i shot a jake bird this morning and if it hadn't have been for my feather-flex decoys those birds would have never come in close enough to give me a shot, but the two jakes followed three hens right in to my decoys for a clean 30 yard shot, i was hesitant to take a jake but 11 days into the season i was getting a little ansy so i harvested my 8th turkey (2 jakes/6 longbeards)


Congrats on an awesome first season Olin. When my old friend James Ramsey first talked me into going turkey hunting with him probably about 17 years ago, little did I know the fascinating path it would set me along. Of course, unlike you, James knew little more than I did on hunting birds and it ultimately took me five years to get my first gobbler.

As for the jake, Mike, I would have done the same thing if hunting in an area where there is no restriction on jakes. It's easy for a lot of guys who hunt real hot spots or who have hunted for years to say they won't shoot a jake, but if it is apt to be the only bird you have a chance at that season, I say why not! They're still great to eat and more often than not still lend themselves to a great hunt and memory.
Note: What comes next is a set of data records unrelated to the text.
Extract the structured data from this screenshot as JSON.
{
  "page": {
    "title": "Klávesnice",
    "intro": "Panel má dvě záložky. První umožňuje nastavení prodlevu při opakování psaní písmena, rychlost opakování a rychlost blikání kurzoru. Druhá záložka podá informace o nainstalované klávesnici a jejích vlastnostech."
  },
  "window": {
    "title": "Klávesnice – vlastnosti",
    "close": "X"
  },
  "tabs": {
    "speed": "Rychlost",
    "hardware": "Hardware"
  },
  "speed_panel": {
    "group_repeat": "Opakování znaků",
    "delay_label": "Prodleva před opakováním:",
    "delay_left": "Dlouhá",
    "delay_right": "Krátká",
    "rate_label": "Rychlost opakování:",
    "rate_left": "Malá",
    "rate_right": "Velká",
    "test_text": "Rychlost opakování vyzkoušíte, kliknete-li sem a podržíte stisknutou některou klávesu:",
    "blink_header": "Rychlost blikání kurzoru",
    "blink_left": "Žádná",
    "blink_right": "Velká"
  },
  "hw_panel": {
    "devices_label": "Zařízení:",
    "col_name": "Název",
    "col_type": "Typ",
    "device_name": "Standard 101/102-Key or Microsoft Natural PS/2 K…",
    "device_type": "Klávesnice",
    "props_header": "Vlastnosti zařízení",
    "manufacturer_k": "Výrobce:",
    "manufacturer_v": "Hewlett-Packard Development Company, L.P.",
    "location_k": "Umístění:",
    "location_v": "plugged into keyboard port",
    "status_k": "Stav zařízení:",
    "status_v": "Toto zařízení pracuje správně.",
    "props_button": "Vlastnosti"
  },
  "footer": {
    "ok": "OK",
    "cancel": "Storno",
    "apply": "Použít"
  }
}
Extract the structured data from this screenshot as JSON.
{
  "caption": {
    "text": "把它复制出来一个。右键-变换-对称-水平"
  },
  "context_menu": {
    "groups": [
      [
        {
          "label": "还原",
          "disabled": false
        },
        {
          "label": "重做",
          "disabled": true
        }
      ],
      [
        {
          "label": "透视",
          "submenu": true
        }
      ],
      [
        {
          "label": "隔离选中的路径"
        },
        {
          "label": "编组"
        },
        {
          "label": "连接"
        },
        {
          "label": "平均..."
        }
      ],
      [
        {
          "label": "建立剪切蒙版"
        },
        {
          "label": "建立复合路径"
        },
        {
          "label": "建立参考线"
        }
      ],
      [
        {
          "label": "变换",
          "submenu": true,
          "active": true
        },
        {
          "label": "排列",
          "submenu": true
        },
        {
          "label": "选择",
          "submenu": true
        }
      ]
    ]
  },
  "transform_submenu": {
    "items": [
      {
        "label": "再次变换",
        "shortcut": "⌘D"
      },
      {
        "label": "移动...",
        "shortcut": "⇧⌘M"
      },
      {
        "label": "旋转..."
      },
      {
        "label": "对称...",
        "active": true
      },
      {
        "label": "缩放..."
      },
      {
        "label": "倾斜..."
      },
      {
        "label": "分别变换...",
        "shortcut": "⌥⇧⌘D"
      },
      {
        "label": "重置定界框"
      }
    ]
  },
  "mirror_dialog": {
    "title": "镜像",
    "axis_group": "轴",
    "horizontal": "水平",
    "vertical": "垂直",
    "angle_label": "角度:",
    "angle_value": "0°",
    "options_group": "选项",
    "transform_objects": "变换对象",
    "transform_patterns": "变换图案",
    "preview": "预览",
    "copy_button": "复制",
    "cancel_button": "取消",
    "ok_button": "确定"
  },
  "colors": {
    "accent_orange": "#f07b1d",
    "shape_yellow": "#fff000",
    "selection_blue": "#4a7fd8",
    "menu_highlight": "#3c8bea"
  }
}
wayne vreeland

what would anyone sugest for fall hunting besides run-and-flush tactics? my pardner and I are both old,fat guys w/ heart problems.also,Wisconsin does not allow dogs[yet]for turkey.Any ideas would be welcomed.


Wayne Vreeland:

How about a remote controlled airplane?
BTW so you're old and fat now huh?